Even within scholarly, full-text databases, using the CRAAP Test for evaluating information will ensure a critical focus on whatever sources are used in your research.
Peer-reviewed, or "scholarly" articles appear in academic or professional journals. The term "peer-review" means that the content of each article is reviewed by experts for accuracy and authority prior to publication. Common components of a scholarly article include author credentials, literature review, methodology (if a research article), findings (if a research article), conclusions and a reference bibliography.
Magazine articles often do not include a reference bibliography, and in some cases the author and credentials are not listed. Without that type of information, it is difficult to verify the source.

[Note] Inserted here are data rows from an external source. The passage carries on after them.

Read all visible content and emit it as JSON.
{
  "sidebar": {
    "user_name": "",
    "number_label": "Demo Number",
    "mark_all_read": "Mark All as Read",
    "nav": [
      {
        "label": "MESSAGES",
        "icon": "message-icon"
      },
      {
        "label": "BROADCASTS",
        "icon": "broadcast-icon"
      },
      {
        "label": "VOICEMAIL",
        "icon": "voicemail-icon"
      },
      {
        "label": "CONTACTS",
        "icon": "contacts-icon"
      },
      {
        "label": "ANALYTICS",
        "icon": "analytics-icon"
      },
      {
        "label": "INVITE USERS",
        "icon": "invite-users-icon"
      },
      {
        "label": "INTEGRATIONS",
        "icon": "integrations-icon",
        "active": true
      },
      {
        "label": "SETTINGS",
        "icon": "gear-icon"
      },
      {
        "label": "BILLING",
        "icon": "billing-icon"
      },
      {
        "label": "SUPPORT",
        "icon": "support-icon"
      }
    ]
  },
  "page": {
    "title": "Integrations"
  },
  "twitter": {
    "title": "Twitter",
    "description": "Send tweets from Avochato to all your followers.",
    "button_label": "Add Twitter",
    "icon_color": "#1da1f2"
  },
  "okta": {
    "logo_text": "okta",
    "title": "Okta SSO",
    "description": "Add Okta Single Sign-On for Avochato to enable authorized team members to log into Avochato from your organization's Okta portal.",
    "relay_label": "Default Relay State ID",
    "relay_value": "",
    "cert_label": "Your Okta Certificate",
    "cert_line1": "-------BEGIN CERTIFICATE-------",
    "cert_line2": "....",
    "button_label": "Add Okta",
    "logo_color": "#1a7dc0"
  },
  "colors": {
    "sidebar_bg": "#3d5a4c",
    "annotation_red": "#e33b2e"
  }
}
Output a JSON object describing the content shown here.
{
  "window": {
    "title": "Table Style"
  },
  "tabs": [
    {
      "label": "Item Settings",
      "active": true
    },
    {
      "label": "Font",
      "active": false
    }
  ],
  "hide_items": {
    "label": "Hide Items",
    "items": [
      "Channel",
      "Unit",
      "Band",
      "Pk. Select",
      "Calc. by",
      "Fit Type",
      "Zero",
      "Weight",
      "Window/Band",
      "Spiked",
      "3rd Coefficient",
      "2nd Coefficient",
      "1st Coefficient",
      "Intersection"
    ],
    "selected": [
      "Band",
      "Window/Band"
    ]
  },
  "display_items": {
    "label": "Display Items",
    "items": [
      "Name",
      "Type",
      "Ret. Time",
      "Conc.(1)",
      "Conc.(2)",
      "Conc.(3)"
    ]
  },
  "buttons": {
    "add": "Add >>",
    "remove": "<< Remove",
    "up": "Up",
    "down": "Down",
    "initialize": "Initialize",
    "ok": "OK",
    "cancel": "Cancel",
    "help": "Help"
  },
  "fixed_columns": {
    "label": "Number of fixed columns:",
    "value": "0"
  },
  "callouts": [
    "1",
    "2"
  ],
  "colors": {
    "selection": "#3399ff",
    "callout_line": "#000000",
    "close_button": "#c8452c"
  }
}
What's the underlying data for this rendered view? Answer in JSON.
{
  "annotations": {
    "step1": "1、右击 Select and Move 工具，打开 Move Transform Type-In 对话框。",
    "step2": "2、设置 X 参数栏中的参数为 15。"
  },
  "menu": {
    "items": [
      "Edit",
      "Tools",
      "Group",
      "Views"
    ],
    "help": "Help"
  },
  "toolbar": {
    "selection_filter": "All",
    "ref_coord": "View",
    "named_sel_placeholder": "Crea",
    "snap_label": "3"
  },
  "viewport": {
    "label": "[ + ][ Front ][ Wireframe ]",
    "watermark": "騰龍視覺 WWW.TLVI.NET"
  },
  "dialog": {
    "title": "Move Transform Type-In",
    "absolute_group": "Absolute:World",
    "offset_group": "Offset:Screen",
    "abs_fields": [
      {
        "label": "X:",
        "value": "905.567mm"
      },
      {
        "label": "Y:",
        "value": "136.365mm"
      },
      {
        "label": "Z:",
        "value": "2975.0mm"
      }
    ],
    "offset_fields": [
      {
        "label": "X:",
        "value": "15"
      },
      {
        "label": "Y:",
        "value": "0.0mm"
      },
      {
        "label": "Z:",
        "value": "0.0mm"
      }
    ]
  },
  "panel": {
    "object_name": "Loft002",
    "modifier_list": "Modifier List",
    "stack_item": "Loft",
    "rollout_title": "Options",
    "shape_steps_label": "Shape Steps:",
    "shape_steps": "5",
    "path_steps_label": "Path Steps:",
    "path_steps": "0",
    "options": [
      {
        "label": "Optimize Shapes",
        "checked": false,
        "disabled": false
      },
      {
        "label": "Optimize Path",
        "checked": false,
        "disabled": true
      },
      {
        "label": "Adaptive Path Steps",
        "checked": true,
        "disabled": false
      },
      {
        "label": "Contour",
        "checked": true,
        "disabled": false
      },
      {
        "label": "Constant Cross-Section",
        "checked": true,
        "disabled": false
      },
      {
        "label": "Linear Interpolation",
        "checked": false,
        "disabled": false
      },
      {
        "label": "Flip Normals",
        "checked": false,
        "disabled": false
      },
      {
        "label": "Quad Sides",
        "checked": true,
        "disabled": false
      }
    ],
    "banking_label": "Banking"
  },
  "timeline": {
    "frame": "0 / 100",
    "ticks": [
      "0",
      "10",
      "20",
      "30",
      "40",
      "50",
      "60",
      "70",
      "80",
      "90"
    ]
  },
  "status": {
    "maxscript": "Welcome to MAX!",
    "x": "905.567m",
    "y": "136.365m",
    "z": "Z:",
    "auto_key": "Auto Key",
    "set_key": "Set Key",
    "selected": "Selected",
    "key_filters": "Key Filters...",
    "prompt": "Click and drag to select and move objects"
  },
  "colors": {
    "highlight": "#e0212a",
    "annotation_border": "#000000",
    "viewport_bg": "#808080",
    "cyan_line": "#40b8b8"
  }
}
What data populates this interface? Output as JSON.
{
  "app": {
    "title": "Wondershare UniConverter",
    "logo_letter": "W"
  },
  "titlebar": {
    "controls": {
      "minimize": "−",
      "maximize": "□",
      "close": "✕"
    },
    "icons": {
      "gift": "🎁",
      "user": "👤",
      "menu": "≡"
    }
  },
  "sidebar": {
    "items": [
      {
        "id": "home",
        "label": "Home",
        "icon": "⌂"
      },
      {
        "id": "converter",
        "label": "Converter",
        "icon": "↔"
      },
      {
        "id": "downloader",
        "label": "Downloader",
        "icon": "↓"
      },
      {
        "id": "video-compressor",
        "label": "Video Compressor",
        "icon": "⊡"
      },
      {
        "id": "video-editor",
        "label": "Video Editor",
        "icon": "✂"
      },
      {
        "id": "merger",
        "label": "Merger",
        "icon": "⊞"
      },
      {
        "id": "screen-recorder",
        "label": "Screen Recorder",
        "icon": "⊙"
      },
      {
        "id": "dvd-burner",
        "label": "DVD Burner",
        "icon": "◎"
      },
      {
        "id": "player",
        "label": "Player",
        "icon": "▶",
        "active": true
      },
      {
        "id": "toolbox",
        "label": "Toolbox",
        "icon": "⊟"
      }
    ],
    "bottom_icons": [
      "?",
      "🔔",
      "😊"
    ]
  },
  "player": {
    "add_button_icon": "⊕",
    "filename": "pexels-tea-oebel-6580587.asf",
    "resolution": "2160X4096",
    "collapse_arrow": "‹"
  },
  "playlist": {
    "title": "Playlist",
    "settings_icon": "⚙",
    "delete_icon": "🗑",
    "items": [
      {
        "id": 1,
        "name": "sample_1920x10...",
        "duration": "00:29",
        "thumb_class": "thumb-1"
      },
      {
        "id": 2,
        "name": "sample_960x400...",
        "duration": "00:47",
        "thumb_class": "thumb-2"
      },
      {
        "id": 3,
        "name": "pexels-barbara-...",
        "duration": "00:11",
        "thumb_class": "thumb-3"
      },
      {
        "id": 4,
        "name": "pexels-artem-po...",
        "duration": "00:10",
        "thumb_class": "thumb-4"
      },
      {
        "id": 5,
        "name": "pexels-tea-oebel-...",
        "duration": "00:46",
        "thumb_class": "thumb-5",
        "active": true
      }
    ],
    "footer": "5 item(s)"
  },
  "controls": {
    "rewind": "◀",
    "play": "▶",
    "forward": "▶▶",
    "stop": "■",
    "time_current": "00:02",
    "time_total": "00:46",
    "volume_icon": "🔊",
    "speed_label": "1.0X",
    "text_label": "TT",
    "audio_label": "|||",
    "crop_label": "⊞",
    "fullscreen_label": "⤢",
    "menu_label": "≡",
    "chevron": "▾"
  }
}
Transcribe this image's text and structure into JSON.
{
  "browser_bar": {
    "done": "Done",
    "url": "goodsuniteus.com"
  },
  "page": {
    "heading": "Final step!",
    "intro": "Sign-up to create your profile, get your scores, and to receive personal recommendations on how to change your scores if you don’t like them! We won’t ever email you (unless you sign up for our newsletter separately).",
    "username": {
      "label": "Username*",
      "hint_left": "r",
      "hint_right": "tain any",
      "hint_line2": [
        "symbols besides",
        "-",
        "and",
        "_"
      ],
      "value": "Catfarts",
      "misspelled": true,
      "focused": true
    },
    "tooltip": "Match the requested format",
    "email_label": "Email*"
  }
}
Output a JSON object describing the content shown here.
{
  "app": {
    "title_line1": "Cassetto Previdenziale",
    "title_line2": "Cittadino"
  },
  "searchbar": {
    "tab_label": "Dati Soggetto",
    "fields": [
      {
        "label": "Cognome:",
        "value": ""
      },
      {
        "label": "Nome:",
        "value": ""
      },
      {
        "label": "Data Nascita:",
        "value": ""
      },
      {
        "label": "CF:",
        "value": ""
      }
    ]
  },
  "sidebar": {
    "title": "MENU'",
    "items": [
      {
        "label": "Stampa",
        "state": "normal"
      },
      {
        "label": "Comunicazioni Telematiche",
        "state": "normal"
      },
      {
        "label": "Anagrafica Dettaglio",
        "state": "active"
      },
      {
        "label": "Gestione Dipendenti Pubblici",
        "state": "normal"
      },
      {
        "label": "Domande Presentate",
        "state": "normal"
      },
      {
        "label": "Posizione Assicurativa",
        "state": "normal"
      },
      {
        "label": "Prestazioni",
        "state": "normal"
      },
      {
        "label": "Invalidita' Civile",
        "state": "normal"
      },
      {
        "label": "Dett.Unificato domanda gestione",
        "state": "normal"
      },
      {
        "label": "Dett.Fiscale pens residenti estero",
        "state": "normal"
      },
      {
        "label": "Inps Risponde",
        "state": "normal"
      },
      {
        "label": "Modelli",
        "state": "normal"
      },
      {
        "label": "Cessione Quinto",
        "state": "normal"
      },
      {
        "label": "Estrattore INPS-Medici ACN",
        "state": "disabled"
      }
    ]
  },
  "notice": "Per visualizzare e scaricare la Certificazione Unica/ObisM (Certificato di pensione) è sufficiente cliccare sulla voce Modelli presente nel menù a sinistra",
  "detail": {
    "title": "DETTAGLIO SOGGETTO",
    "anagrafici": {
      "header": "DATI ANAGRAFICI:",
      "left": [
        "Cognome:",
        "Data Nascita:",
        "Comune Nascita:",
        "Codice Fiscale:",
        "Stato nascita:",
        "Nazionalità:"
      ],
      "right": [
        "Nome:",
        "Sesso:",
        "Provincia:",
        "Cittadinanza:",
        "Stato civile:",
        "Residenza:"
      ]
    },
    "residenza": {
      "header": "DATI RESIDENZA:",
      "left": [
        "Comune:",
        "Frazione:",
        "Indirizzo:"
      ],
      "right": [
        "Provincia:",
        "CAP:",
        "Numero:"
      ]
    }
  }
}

For most research projects, your professors will expect you to use strong, verifiable sources that have undergone peer-review prior to publishing.